- _Assigned task_: Restating the records exactly is the whole task.

- _Exercise data_:
----------

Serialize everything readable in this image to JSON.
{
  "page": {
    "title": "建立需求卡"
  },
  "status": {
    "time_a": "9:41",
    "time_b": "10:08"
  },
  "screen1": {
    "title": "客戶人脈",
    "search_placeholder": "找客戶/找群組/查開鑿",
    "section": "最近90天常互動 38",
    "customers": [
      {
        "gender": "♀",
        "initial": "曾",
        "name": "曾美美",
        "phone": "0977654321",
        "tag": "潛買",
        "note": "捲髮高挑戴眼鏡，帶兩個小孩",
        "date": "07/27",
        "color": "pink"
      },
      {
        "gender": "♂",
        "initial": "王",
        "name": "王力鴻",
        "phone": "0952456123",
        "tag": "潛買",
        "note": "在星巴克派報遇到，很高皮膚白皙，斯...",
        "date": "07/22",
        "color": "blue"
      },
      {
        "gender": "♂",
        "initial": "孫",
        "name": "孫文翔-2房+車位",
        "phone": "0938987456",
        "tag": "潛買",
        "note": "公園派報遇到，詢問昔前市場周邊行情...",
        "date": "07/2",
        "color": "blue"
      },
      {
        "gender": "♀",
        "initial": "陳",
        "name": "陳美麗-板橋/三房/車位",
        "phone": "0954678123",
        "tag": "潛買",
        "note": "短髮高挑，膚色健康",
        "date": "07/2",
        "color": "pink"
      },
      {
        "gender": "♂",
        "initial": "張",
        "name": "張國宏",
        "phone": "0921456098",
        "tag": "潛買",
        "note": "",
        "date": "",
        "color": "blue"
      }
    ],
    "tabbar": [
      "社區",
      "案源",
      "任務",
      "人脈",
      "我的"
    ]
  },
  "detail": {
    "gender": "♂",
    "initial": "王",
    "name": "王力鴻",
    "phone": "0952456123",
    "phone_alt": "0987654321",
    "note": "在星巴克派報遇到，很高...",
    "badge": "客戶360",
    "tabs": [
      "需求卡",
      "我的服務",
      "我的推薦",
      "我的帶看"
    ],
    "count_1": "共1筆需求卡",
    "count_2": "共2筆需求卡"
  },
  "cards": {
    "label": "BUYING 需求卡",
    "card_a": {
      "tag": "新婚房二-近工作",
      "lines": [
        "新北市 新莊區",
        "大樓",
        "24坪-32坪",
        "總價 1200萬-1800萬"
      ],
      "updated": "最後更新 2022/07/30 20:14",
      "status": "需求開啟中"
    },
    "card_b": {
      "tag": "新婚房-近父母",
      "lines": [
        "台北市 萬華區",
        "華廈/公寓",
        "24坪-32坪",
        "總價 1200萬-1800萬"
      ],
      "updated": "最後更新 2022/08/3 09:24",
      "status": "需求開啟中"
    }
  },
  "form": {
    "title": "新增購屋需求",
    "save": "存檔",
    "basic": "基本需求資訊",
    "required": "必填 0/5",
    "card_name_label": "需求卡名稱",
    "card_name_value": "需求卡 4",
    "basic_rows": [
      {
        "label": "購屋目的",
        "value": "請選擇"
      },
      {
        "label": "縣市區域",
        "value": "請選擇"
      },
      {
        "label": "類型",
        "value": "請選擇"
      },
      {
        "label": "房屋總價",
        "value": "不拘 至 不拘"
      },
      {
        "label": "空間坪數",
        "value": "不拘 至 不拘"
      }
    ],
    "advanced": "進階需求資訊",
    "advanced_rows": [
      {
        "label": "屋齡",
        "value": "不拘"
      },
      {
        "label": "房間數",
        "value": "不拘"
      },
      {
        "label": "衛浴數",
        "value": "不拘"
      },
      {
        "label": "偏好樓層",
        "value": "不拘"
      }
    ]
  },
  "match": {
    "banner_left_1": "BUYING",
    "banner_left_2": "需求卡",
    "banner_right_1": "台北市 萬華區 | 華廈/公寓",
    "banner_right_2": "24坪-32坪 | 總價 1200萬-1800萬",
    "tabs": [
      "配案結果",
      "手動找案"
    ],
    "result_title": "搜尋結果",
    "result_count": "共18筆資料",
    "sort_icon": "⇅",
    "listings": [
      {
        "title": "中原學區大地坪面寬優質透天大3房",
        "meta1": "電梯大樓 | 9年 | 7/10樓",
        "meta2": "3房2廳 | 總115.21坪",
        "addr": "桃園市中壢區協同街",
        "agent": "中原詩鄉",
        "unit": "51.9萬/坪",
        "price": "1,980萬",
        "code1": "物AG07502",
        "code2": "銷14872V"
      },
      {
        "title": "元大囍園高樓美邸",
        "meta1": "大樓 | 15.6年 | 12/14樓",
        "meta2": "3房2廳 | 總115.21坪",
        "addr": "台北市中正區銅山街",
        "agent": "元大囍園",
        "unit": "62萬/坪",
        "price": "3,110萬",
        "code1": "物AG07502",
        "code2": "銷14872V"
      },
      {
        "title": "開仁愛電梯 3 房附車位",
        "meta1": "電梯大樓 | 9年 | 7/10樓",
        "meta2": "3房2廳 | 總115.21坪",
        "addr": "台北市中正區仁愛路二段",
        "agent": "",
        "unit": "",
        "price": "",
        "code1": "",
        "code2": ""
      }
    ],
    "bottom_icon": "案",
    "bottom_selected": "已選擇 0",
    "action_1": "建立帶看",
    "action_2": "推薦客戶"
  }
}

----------

- _Answer box_:
Serialize everything readable in this image to JSON.
{
  "page": {
    "title": "建立需求卡"
  },
  "status": {
    "time_a": "9:41",
    "time_b": "10:08"
  },
  "screen1": {
    "title": "客戶人脈",
    "search_placeholder": "找客戶/找群組/查開鑿",
    "section": "最近90天常互動 38",
    "customers": [
      {
        "gender": "♀",
        "initial": "曾",
        "name": "曾美美",
        "phone": "0977654321",
        "tag": "潛買",
        "note": "捲髮高挑戴眼鏡，帶兩個小孩",
        "date": "07/27",
        "color": "pink"
      },
      {
        "gender": "♂",
        "initial": "王",
        "name": "王力鴻",
        "phone": "0952456123",
        "tag": "潛買",
        "note": "在星巴克派報遇到，很高皮膚白皙，斯...",
        "date": "07/22",
        "color": "blue"
      },
      {
        "gender": "♂",
        "initial": "孫",
        "name": "孫文翔-2房+車位",
        "phone": "0938987456",
        "tag": "潛買",
        "note": "公園派報遇到，詢問昔前市場周邊行情...",
        "date": "07/2",
        "color": "blue"
      },
      {
        "gender": "♀",
        "initial": "陳",
        "name": "陳美麗-板橋/三房/車位",
        "phone": "0954678123",
        "tag": "潛買",
        "note": "短髮高挑，膚色健康",
        "date": "07/2",
        "color": "pink"
      },
      {
        "gender": "♂",
        "initial": "張",
        "name": "張國宏",
        "phone": "0921456098",
        "tag": "潛買",
        "note": "",
        "date": "",
        "color": "blue"
      }
    ],
    "tabbar": [
      "社區",
      "案源",
      "任務",
      "人脈",
      "我的"
    ]
  },
  "detail": {
    "gender": "♂",
    "initial": "王",
    "name": "王力鴻",
    "phone": "0952456123",
    "phone_alt": "0987654321",
    "note": "在星巴克派報遇到，很高...",
    "badge": "客戶360",
    "tabs": [
      "需求卡",
      "我的服務",
      "我的推薦",
      "我的帶看"
    ],
    "count_1": "共1筆需求卡",
    "count_2": "共2筆需求卡"
  },
  "cards": {
    "label": "BUYING 需求卡",
    "card_a": {
      "tag": "新婚房二-近工作",
      "lines": [
        "新北市 新莊區",
        "大樓",
        "24坪-32坪",
        "總價 1200萬-1800萬"
      ],
      "updated": "最後更新 2022/07/30 20:14",
      "status": "需求開啟中"
    },
    "card_b": {
      "tag": "新婚房-近父母",
      "lines": [
        "台北市 萬華區",
        "華廈/公寓",
        "24坪-32坪",
        "總價 1200萬-1800萬"
      ],
      "updated": "最後更新 2022/08/3 09:24",
      "status": "需求開啟中"
    }
  },
  "form": {
    "title": "新增購屋需求",
    "save": "存檔",
    "basic": "基本需求資訊",
    "required": "必填 0/5",
    "card_name_label": "需求卡名稱",
    "card_name_value": "需求卡 4",
    "basic_rows": [
      {
        "label": "購屋目的",
        "value": "請選擇"
      },
      {
        "label": "縣市區域",
        "value": "請選擇"
      },
      {
        "label": "類型",
        "value": "請選擇"
      },
      {
        "label": "房屋總價",
        "value": "不拘 至 不拘"
      },
      {
        "label": "空間坪數",
        "value": "不拘 至 不拘"
      }
    ],
    "advanced": "進階需求資訊",
    "advanced_rows": [
      {
        "label": "屋齡",
        "value": "不拘"
      },
      {
        "label": "房間數",
        "value": "不拘"
      },
      {
        "label": "衛浴數",
        "value": "不拘"
      },
      {
        "label": "偏好樓層",
        "value": "不拘"
      }
    ]
  },
  "match": {
    "banner_left_1": "BUYING",
    "banner_left_2": "需求卡",
    "banner_right_1": "台北市 萬華區 | 華廈/公寓",
    "banner_right_2": "24坪-32坪 | 總價 1200萬-1800萬",
    "tabs": [
      "配案結果",
      "手動找案"
    ],
    "result_title": "搜尋結果",
    "result_count": "共18筆資料",
    "sort_icon": "⇅",
    "listings": [
      {
        "title": "中原學區大地坪面寬優質透天大3房",
        "meta1": "電梯大樓 | 9年 | 7/10樓",
        "meta2": "3房2廳 | 總115.21坪",
        "addr": "桃園市中壢區協同街",
        "agent": "中原詩鄉",
        "unit": "51.9萬/坪",
        "price": "1,980萬",
        "code1": "物AG07502",
        "code2": "銷14872V"
      },
      {
        "title": "元大囍園高樓美邸",
        "meta1": "大樓 | 15.6年 | 12/14樓",
        "meta2": "3房2廳 | 總115.21坪",
        "addr": "台北市中正區銅山街",
        "agent": "元大囍園",
        "unit": "62萬/坪",
        "price": "3,110萬",
        "code1": "物AG07502",
        "code2": "銷14872V"
      },
      {
        "title": "開仁愛電梯 3 房附車位",
        "meta1": "電梯大樓 | 9年 | 7/10樓",
        "meta2": "3房2廳 | 總115.21坪",
        "addr": "台北市中正區仁愛路二段",
        "agent": "",
        "unit": "",
        "price": "",
        "code1": "",
        "code2": ""
      }
    ],
    "bottom_icon": "案",
    "bottom_selected": "已選擇 0",
    "action_1": "建立帶看",
    "action_2": "推薦客戶"
  }
}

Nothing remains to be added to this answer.